EXERCISE »
Go through the lines below and tally each one holding "background". Write only the total.

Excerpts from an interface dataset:

((

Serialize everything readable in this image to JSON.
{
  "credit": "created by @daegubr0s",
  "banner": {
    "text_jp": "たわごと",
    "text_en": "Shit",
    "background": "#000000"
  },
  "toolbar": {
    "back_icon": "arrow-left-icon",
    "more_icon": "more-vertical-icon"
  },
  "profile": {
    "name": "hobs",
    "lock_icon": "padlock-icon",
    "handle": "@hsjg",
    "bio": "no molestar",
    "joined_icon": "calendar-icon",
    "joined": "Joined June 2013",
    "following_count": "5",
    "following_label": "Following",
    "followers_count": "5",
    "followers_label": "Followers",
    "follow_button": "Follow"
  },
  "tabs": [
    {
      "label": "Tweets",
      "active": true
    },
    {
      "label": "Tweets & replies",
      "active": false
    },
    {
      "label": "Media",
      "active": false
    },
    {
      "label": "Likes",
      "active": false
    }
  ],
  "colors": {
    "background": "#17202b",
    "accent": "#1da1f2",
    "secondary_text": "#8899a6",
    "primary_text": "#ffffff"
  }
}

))

YOUR RESPONSE »
2